This satiric broadside-- a bitter rejection of leniency toward the Confederacy's president-- is a "burlesque trial of Jefferson Davis written in the form of a play" [NYHS entry]. It ends, "At No. 26 Ann Street, New York, you can get 'Peculiar Books.' There's real pleasure in 'those books'." That address was the site of Calvin Blanchard's printing shop. Hence, we, as well as the New York Historical Society, infer that Blanchard is responsible for this imprint.
Davis, "the dethroned Viceroy of King Cotton," is brought to the Bar "proud and defiant as ever," armed with a "petition from all the Churches in Dixie, and from a multitude of Christians North, South, East and West of Dixie, asking for, or rather REQUIRING the Prisoner's release" [italics in original]. The President pledges to pardon Davis "if he is found guilty of treason or murder." A voice asks, "And as to pardon, Mr. President, didn't Capt. Wirz, and Mistress Surratt, and the deserters, merit the pardon more than the big blackguard who set them on?" With participation by "Irishmen," a drunk "Dutchman." and others, the Court adjourns "amidst uproarious self-contempt."

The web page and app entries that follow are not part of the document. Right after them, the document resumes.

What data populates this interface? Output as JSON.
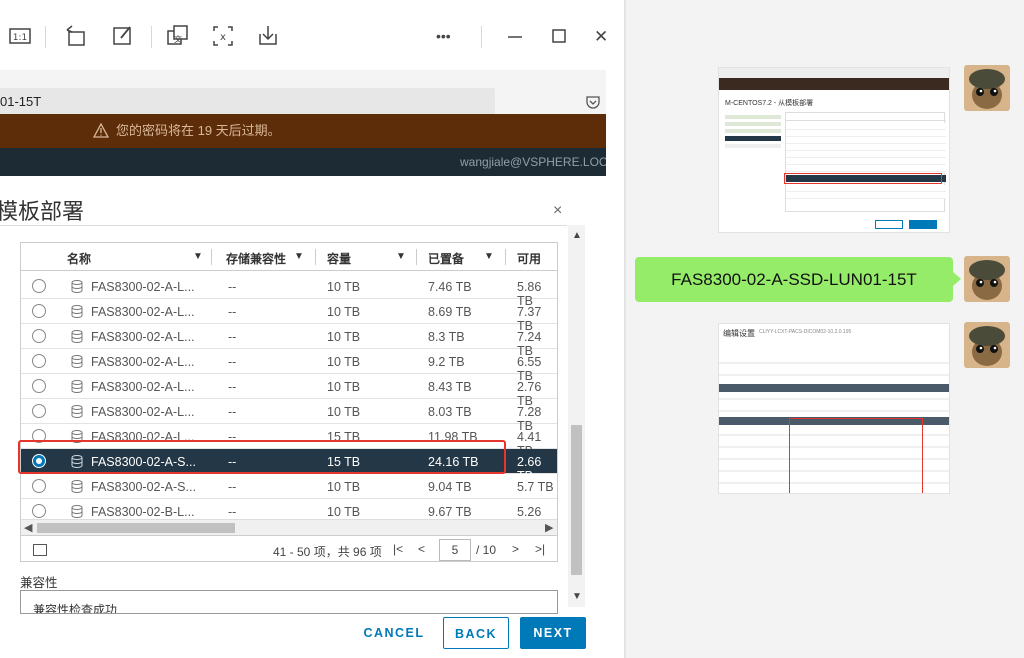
{
  "viewer": {
    "toolbar_icons": [
      "fit-icon",
      "rotate-icon",
      "edit-icon",
      "translate-icon",
      "extract-text-icon",
      "download-icon",
      "more-icon",
      "minimize-icon",
      "maximize-icon",
      "close-icon"
    ],
    "more_label": "•••",
    "close_label": "✕"
  },
  "browser": {
    "url_text": "01-15T",
    "banner_text": "您的密码将在 19 天后过期。",
    "user_text": "wangjiale@VSPHERE.LOC"
  },
  "dialog": {
    "title": "模板部署",
    "close_label": "×",
    "columns": {
      "name": "名称",
      "compat": "存储兼容性",
      "capacity": "容量",
      "provisioned": "已置备",
      "free": "可用"
    },
    "rows": [
      {
        "name": "FAS8300-02-A-L...",
        "compat": "--",
        "capacity": "10 TB",
        "provisioned": "7.46 TB",
        "free": "5.86 TB",
        "selected": false
      },
      {
        "name": "FAS8300-02-A-L...",
        "compat": "--",
        "capacity": "10 TB",
        "provisioned": "8.69 TB",
        "free": "7.37 TB",
        "selected": false
      },
      {
        "name": "FAS8300-02-A-L...",
        "compat": "--",
        "capacity": "10 TB",
        "provisioned": "8.3 TB",
        "free": "7.24 TB",
        "selected": false
      },
      {
        "name": "FAS8300-02-A-L...",
        "compat": "--",
        "capacity": "10 TB",
        "provisioned": "9.2 TB",
        "free": "6.55 TB",
        "selected": false
      },
      {
        "name": "FAS8300-02-A-L...",
        "compat": "--",
        "capacity": "10 TB",
        "provisioned": "8.43 TB",
        "free": "2.76 TB",
        "selected": false
      },
      {
        "name": "FAS8300-02-A-L...",
        "compat": "--",
        "capacity": "10 TB",
        "provisioned": "8.03 TB",
        "free": "7.28 TB",
        "selected": false
      },
      {
        "name": "FAS8300-02-A-L...",
        "compat": "--",
        "capacity": "15 TB",
        "provisioned": "11.98 TB",
        "free": "4.41 TB",
        "selected": false
      },
      {
        "name": "FAS8300-02-A-S...",
        "compat": "--",
        "capacity": "15 TB",
        "provisioned": "24.16 TB",
        "free": "2.66 TB",
        "selected": true
      },
      {
        "name": "FAS8300-02-A-S...",
        "compat": "--",
        "capacity": "10 TB",
        "provisioned": "9.04 TB",
        "free": "5.7 TB",
        "selected": false
      },
      {
        "name": "FAS8300-02-B-L...",
        "compat": "--",
        "capacity": "10 TB",
        "provisioned": "9.67 TB",
        "free": "5.26 TB",
        "selected": false
      }
    ],
    "pagination": {
      "range": "41 - 50 项，共 96 项",
      "current_page": "5",
      "total": "/ 10"
    },
    "compat_label": "兼容性",
    "compat_text": "兼容性检查成功",
    "buttons": {
      "cancel": "CANCEL",
      "back": "BACK",
      "next": "NEXT"
    }
  },
  "chat": {
    "message_text": "FAS8300-02-A-SSD-LUN01-15T",
    "bubble_color": "#95ec69",
    "thumb1_title": "M-CENTOS7.2 - 从模板部署",
    "thumb2_title": "编辑设置",
    "thumb2_subtitle": "CLIYY-LCXT-PACS-DICOM02-10.2.0.195"
  },
  "colors": {
    "accent": "#0079b8",
    "banner_bg": "#5d2d0a",
    "selected_row_bg": "#243746",
    "highlight_box": "#e6352b"
  }
}
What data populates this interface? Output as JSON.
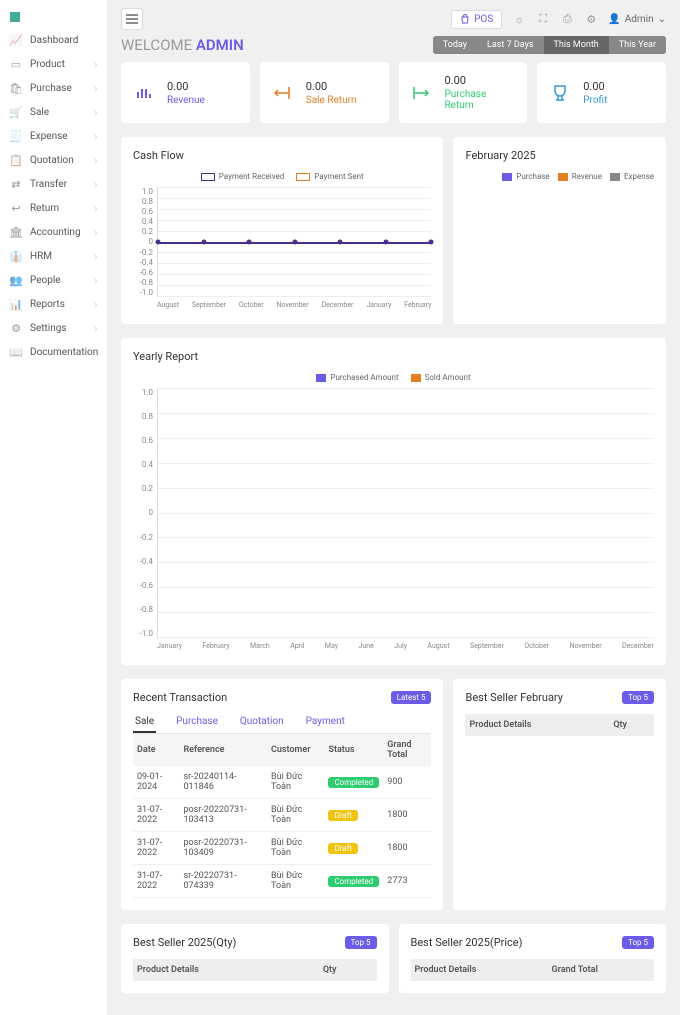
{
  "sidebar": {
    "items": [
      {
        "label": "Dashboard",
        "expandable": false
      },
      {
        "label": "Product",
        "expandable": true
      },
      {
        "label": "Purchase",
        "expandable": true
      },
      {
        "label": "Sale",
        "expandable": true
      },
      {
        "label": "Expense",
        "expandable": true
      },
      {
        "label": "Quotation",
        "expandable": true
      },
      {
        "label": "Transfer",
        "expandable": true
      },
      {
        "label": "Return",
        "expandable": true
      },
      {
        "label": "Accounting",
        "expandable": true
      },
      {
        "label": "HRM",
        "expandable": true
      },
      {
        "label": "People",
        "expandable": true
      },
      {
        "label": "Reports",
        "expandable": true
      },
      {
        "label": "Settings",
        "expandable": true
      },
      {
        "label": "Documentation",
        "expandable": false
      }
    ]
  },
  "topbar": {
    "pos": "POS",
    "admin": "Admin"
  },
  "welcome": {
    "text": "WELCOME ",
    "name": "ADMIN"
  },
  "periodTabs": [
    "Today",
    "Last 7 Days",
    "This Month",
    "This Year"
  ],
  "activePeriod": "This Month",
  "kpis": [
    {
      "value": "0.00",
      "label": "Revenue",
      "color": "#6b5ce7"
    },
    {
      "value": "0.00",
      "label": "Sale Return",
      "color": "#e67e22"
    },
    {
      "value": "0.00",
      "label": "Purchase Return",
      "color": "#2ecc71"
    },
    {
      "value": "0.00",
      "label": "Profit",
      "color": "#3498db"
    }
  ],
  "cashflow": {
    "title": "Cash Flow",
    "legend": [
      "Payment Received",
      "Payment Sent"
    ],
    "yticks": [
      "1.0",
      "0.8",
      "0.6",
      "0.4",
      "0.2",
      "0",
      "-0.2",
      "-0.4",
      "-0.6",
      "-0.8",
      "-1.0"
    ],
    "xticks": [
      "August",
      "September",
      "October",
      "November",
      "December",
      "January",
      "February"
    ]
  },
  "feb": {
    "title": "February 2025",
    "legend": [
      {
        "label": "Purchase",
        "color": "#6b5ce7"
      },
      {
        "label": "Revenue",
        "color": "#e67e22"
      },
      {
        "label": "Expense",
        "color": "#888"
      }
    ]
  },
  "yearly": {
    "title": "Yearly Report",
    "legend": [
      {
        "label": "Purchased Amount",
        "color": "#6b5ce7"
      },
      {
        "label": "Sold Amount",
        "color": "#e67e22"
      }
    ],
    "yticks": [
      "1.0",
      "0.8",
      "0.6",
      "0.4",
      "0.2",
      "0",
      "-0.2",
      "-0.4",
      "-0.6",
      "-0.8",
      "-1.0"
    ],
    "xticks": [
      "January",
      "February",
      "March",
      "April",
      "May",
      "June",
      "July",
      "August",
      "September",
      "October",
      "November",
      "December"
    ]
  },
  "recent": {
    "title": "Recent Transaction",
    "badge": "Latest 5",
    "subtabs": [
      "Sale",
      "Purchase",
      "Quotation",
      "Payment"
    ],
    "activeSubtab": "Sale",
    "columns": [
      "Date",
      "Reference",
      "Customer",
      "Status",
      "Grand Total"
    ],
    "rows": [
      {
        "date": "09-01-2024",
        "ref": "sr-20240114-011846",
        "cust": "Bùi Đức Toàn",
        "status": "Completed",
        "statusClass": "st-completed",
        "total": "900"
      },
      {
        "date": "31-07-2022",
        "ref": "posr-20220731-103413",
        "cust": "Bùi Đức Toàn",
        "status": "Draft",
        "statusClass": "st-draft",
        "total": "1800"
      },
      {
        "date": "31-07-2022",
        "ref": "posr-20220731-103409",
        "cust": "Bùi Đức Toàn",
        "status": "Draft",
        "statusClass": "st-draft",
        "total": "1800"
      },
      {
        "date": "31-07-2022",
        "ref": "sr-20220731-074339",
        "cust": "Bùi Đức Toàn",
        "status": "Completed",
        "statusClass": "st-completed",
        "total": "2773"
      }
    ]
  },
  "bsFeb": {
    "title": "Best Seller February",
    "badge": "Top 5",
    "cols": [
      "Product Details",
      "Qty"
    ]
  },
  "bsQty": {
    "title": "Best Seller 2025(Qty)",
    "badge": "Top 5",
    "cols": [
      "Product Details",
      "Qty"
    ]
  },
  "bsPrice": {
    "title": "Best Seller 2025(Price)",
    "badge": "Top 5",
    "cols": [
      "Product Details",
      "Grand Total"
    ]
  },
  "chart_data": [
    {
      "type": "line",
      "title": "Cash Flow",
      "series": [
        {
          "name": "Payment Received",
          "values": [
            0,
            0,
            0,
            0,
            0,
            0,
            0
          ]
        },
        {
          "name": "Payment Sent",
          "values": [
            0,
            0,
            0,
            0,
            0,
            0,
            0
          ]
        }
      ],
      "categories": [
        "August",
        "September",
        "October",
        "November",
        "December",
        "January",
        "February"
      ],
      "ylim": [
        -1,
        1
      ]
    },
    {
      "type": "bar",
      "title": "Yearly Report",
      "series": [
        {
          "name": "Purchased Amount",
          "values": [
            0,
            0,
            0,
            0,
            0,
            0,
            0,
            0,
            0,
            0,
            0,
            0
          ]
        },
        {
          "name": "Sold Amount",
          "values": [
            0,
            0,
            0,
            0,
            0,
            0,
            0,
            0,
            0,
            0,
            0,
            0
          ]
        }
      ],
      "categories": [
        "January",
        "February",
        "March",
        "April",
        "May",
        "June",
        "July",
        "August",
        "September",
        "October",
        "November",
        "December"
      ],
      "ylim": [
        -1,
        1
      ]
    }
  ]
}
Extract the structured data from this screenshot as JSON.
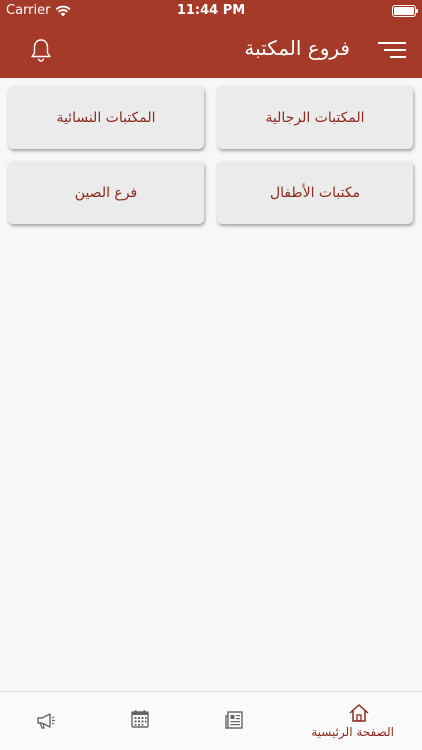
{
  "status_bar": {
    "carrier": "Carrier",
    "time": "11:44 PM"
  },
  "header": {
    "title": "فروع المكتبة",
    "menu_icon": "menu-icon",
    "bell_icon": "bell-icon"
  },
  "branches": [
    {
      "label": "المكتبات الرجالية"
    },
    {
      "label": "المكتبات النسائية"
    },
    {
      "label": "مكتبات الأطفال"
    },
    {
      "label": "فرع الصين"
    }
  ],
  "tab_bar": {
    "home_label": "الصفحة الرئيسية",
    "icons": [
      "home-icon",
      "newspaper-icon",
      "calendar-icon",
      "megaphone-icon"
    ]
  },
  "colors": {
    "primary": "#a63a28",
    "text_accent": "#8b2a1d",
    "card_bg": "#ebebeb"
  }
}
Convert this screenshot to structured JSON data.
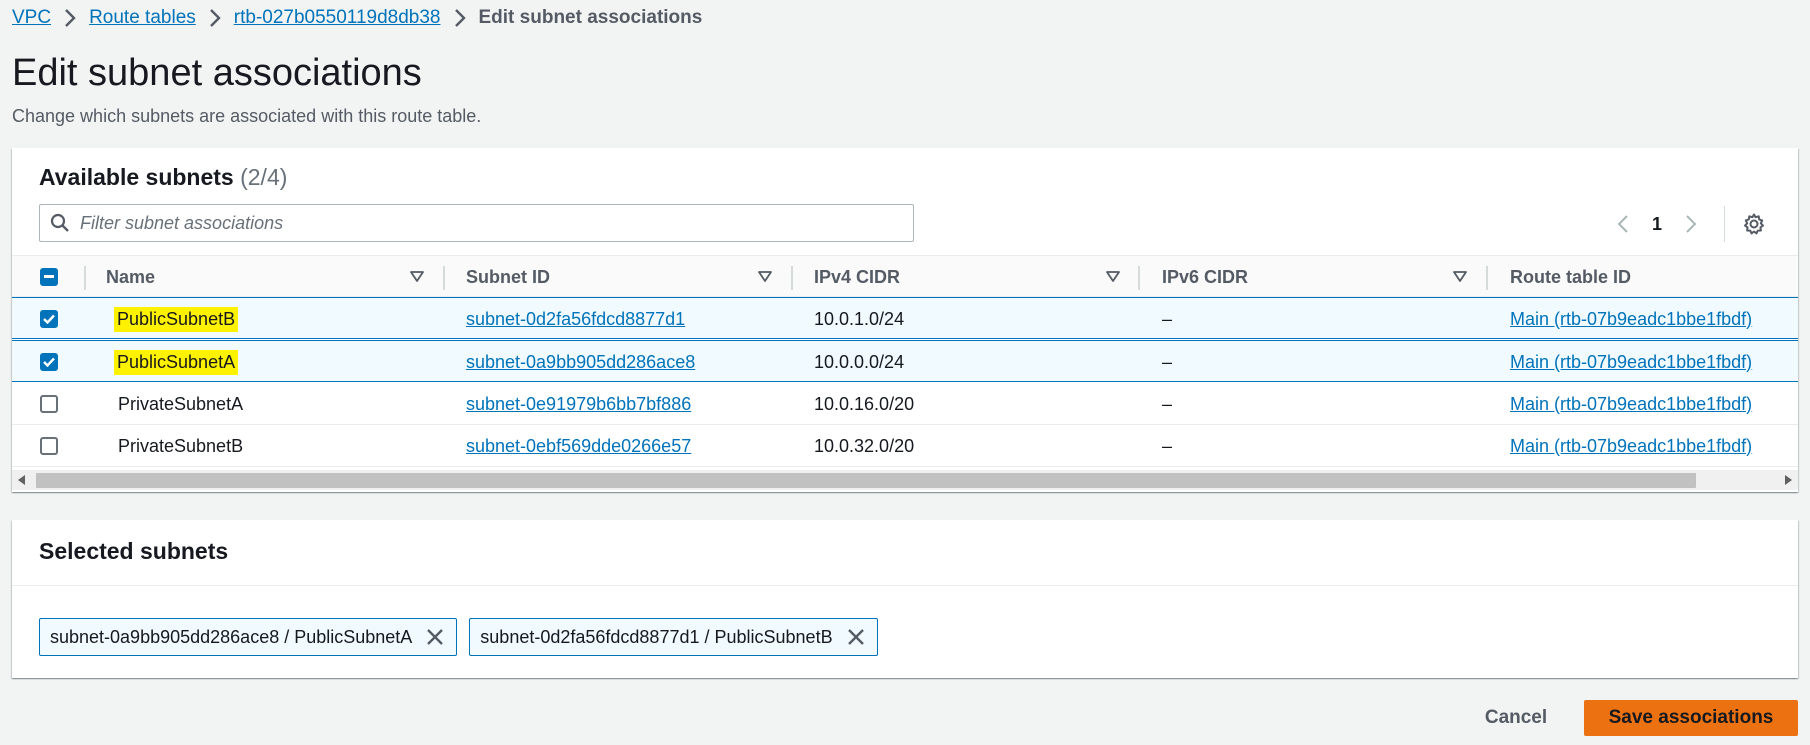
{
  "breadcrumb": {
    "items": [
      {
        "label": "VPC"
      },
      {
        "label": "Route tables"
      },
      {
        "label": "rtb-027b0550119d8db38"
      }
    ],
    "current": "Edit subnet associations"
  },
  "page": {
    "title": "Edit subnet associations",
    "description": "Change which subnets are associated with this route table."
  },
  "available": {
    "title": "Available subnets",
    "count": "(2/4)",
    "filter_placeholder": "Filter subnet associations",
    "filter_value": "",
    "page_number": "1",
    "columns": [
      "Name",
      "Subnet ID",
      "IPv4 CIDR",
      "IPv6 CIDR",
      "Route table ID"
    ],
    "rows": [
      {
        "name": "PublicSubnetB",
        "subnet_id": "subnet-0d2fa56fdcd8877d1",
        "ipv4": "10.0.1.0/24",
        "ipv6": "–",
        "route_table": "Main (rtb-07b9eadc1bbe1fbdf)",
        "checked": true,
        "highlighted": true
      },
      {
        "name": "PublicSubnetA",
        "subnet_id": "subnet-0a9bb905dd286ace8",
        "ipv4": "10.0.0.0/24",
        "ipv6": "–",
        "route_table": "Main (rtb-07b9eadc1bbe1fbdf)",
        "checked": true,
        "highlighted": true
      },
      {
        "name": "PrivateSubnetA",
        "subnet_id": "subnet-0e91979b6bb7bf886",
        "ipv4": "10.0.16.0/20",
        "ipv6": "–",
        "route_table": "Main (rtb-07b9eadc1bbe1fbdf)",
        "checked": false,
        "highlighted": false
      },
      {
        "name": "PrivateSubnetB",
        "subnet_id": "subnet-0ebf569dde0266e57",
        "ipv4": "10.0.32.0/20",
        "ipv6": "–",
        "route_table": "Main (rtb-07b9eadc1bbe1fbdf)",
        "checked": false,
        "highlighted": false
      }
    ]
  },
  "selected": {
    "title": "Selected subnets",
    "tokens": [
      {
        "label": "subnet-0a9bb905dd286ace8 / PublicSubnetA"
      },
      {
        "label": "subnet-0d2fa56fdcd8877d1 / PublicSubnetB"
      }
    ]
  },
  "footer": {
    "cancel_label": "Cancel",
    "save_label": "Save associations"
  },
  "colors": {
    "link": "#0073bb",
    "primary_button": "#ec7211",
    "highlight": "#fff200",
    "selected_row_bg": "#f1faff"
  },
  "icons": {
    "breadcrumb_separator": "chevron-right-icon",
    "search": "search-icon",
    "pager_prev": "chevron-left-icon",
    "pager_next": "chevron-right-icon",
    "settings": "gear-icon",
    "sort": "sort-down-icon",
    "token_dismiss": "close-icon"
  }
}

OCLC 60852689 [1- NYHS] as of January 2021. Bangs Auction, Feb. 6, 1877, Lot 411. Not at online sites of NYPL, AAS, Newberry, Library of Congress, Harvard, Yale, U TX, Brown, U IL. Item #36133